Recorded data:
────────────────────
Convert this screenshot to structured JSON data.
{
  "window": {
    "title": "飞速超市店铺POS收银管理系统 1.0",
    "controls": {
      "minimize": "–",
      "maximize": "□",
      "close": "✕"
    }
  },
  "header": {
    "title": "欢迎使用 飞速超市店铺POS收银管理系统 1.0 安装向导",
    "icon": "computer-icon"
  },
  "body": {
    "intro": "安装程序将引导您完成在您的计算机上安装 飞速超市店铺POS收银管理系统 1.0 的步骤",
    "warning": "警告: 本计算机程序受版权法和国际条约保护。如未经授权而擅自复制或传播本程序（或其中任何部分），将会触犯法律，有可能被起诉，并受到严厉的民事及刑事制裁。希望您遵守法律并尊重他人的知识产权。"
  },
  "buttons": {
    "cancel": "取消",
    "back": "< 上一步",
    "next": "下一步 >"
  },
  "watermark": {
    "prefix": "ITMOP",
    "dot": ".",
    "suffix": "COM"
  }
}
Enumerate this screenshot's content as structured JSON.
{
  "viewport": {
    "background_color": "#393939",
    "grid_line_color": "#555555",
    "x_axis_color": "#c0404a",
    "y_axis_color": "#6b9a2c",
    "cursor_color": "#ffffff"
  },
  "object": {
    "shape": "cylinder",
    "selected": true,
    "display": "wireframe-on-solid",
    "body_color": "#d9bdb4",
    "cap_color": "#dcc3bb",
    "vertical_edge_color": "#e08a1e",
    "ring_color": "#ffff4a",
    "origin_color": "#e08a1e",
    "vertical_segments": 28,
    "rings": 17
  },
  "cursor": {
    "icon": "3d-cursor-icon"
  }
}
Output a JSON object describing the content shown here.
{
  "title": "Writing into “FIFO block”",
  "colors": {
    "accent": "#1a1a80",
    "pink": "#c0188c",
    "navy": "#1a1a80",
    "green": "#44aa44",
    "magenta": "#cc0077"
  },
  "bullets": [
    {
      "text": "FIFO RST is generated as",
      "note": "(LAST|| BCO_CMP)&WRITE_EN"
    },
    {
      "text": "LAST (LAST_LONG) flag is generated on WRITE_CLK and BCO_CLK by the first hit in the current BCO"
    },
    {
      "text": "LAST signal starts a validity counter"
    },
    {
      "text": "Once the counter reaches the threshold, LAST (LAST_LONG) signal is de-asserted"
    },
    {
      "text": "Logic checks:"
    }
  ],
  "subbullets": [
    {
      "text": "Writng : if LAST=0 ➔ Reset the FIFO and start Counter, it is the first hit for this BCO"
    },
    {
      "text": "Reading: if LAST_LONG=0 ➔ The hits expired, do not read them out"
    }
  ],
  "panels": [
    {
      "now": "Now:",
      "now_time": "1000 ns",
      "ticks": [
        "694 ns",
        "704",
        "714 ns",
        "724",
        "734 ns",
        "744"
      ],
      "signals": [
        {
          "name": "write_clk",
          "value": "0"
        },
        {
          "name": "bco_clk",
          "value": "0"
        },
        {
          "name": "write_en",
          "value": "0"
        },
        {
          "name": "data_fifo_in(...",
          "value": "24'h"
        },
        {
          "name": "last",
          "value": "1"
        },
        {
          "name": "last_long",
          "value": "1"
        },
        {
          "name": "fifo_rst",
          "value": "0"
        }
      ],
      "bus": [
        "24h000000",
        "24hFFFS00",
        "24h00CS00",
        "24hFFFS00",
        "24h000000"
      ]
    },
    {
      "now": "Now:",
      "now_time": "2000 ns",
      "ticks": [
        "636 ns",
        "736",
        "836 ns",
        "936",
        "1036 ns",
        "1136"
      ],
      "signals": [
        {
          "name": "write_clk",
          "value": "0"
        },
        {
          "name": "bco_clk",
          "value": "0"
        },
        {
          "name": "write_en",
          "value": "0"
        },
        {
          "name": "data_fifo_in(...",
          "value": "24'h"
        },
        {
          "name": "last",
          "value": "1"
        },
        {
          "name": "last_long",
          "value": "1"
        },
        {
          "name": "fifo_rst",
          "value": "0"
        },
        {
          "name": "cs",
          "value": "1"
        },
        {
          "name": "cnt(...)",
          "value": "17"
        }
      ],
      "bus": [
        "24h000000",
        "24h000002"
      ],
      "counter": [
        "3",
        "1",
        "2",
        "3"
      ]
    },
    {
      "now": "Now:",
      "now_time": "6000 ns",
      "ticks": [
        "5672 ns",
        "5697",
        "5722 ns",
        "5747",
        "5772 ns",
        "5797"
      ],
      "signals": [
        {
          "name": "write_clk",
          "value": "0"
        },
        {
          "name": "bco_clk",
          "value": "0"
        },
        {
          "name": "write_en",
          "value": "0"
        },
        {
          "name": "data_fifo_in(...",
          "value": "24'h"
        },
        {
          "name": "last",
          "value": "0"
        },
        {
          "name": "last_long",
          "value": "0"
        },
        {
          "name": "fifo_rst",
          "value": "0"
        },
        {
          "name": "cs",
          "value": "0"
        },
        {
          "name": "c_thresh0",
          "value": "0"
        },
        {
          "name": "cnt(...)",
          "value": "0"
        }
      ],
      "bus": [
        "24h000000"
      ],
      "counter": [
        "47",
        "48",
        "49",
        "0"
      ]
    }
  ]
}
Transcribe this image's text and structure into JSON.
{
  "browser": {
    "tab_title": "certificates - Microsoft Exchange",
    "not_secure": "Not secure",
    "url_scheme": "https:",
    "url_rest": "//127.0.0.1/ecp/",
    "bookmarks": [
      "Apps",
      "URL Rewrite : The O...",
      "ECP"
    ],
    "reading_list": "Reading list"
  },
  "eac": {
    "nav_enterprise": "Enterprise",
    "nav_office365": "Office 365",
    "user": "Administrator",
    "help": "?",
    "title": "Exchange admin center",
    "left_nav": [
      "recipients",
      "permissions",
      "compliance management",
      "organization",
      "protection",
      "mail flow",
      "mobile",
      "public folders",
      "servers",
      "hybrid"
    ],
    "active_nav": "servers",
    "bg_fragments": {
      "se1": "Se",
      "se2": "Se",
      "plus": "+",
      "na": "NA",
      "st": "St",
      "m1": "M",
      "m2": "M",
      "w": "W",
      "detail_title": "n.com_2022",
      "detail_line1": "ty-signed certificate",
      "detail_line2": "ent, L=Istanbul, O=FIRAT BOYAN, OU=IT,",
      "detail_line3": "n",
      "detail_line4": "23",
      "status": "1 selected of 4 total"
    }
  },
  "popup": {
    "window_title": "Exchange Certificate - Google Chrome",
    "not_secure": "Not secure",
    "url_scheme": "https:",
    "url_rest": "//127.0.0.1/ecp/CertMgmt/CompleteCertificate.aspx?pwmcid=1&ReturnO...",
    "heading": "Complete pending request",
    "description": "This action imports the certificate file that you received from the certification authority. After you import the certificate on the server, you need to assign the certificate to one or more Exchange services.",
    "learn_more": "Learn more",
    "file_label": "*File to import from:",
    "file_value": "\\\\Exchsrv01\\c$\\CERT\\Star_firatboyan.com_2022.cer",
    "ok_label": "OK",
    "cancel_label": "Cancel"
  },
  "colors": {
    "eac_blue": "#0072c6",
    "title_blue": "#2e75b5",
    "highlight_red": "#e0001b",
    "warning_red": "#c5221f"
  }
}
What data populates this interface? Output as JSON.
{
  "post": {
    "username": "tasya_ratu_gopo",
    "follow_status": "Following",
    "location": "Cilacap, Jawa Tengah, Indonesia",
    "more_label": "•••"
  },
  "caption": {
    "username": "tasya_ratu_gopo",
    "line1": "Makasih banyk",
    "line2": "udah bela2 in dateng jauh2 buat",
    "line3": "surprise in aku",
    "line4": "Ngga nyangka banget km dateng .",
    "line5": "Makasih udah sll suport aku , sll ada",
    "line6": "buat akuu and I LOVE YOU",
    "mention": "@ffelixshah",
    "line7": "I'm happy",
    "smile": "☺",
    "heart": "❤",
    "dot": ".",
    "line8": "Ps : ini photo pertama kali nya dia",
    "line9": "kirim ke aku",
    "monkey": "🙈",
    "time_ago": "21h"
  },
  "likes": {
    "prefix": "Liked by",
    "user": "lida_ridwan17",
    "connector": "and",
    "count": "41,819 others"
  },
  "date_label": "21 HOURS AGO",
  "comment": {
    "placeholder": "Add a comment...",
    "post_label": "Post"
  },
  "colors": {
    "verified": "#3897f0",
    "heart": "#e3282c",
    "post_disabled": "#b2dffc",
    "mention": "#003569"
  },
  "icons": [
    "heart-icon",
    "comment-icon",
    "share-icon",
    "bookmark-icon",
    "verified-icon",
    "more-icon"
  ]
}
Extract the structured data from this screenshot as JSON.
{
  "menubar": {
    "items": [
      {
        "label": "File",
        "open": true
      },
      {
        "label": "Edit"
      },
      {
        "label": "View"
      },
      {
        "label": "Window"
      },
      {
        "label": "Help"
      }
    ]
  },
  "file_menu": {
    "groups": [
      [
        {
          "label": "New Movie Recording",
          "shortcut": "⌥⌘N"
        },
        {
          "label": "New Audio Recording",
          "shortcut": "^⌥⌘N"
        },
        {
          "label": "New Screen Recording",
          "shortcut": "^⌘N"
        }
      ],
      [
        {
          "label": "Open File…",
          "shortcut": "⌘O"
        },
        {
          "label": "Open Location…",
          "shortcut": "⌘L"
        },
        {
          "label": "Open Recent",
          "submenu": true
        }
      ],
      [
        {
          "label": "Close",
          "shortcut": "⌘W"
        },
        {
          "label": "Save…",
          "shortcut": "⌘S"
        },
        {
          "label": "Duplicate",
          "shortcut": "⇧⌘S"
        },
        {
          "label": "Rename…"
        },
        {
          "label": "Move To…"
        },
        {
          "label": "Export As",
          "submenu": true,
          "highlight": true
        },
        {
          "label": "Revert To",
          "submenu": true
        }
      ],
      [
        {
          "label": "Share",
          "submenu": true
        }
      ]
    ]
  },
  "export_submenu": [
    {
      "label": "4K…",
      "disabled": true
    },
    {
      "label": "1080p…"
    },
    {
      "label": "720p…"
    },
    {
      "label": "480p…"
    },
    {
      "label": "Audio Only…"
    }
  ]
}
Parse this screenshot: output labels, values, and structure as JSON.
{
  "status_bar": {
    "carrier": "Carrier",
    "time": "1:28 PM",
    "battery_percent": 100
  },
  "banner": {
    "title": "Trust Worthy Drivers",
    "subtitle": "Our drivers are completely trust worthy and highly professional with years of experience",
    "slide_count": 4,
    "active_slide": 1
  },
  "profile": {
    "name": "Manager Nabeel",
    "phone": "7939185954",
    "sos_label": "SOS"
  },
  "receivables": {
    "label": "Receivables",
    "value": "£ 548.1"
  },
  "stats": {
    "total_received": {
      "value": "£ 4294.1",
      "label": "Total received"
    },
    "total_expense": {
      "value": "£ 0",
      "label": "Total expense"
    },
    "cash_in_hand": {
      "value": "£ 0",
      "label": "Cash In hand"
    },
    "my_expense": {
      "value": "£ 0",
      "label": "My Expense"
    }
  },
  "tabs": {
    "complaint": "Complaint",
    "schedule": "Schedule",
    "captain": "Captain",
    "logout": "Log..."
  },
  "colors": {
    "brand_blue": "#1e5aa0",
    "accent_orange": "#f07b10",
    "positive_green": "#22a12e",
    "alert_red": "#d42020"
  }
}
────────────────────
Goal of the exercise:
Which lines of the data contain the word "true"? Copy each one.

Your solution:
    "selected": true,
        "open": true
          "submenu": true
          "submenu": true,
          "highlight": true
          "submenu": true
          "submenu": true
      "disabled": true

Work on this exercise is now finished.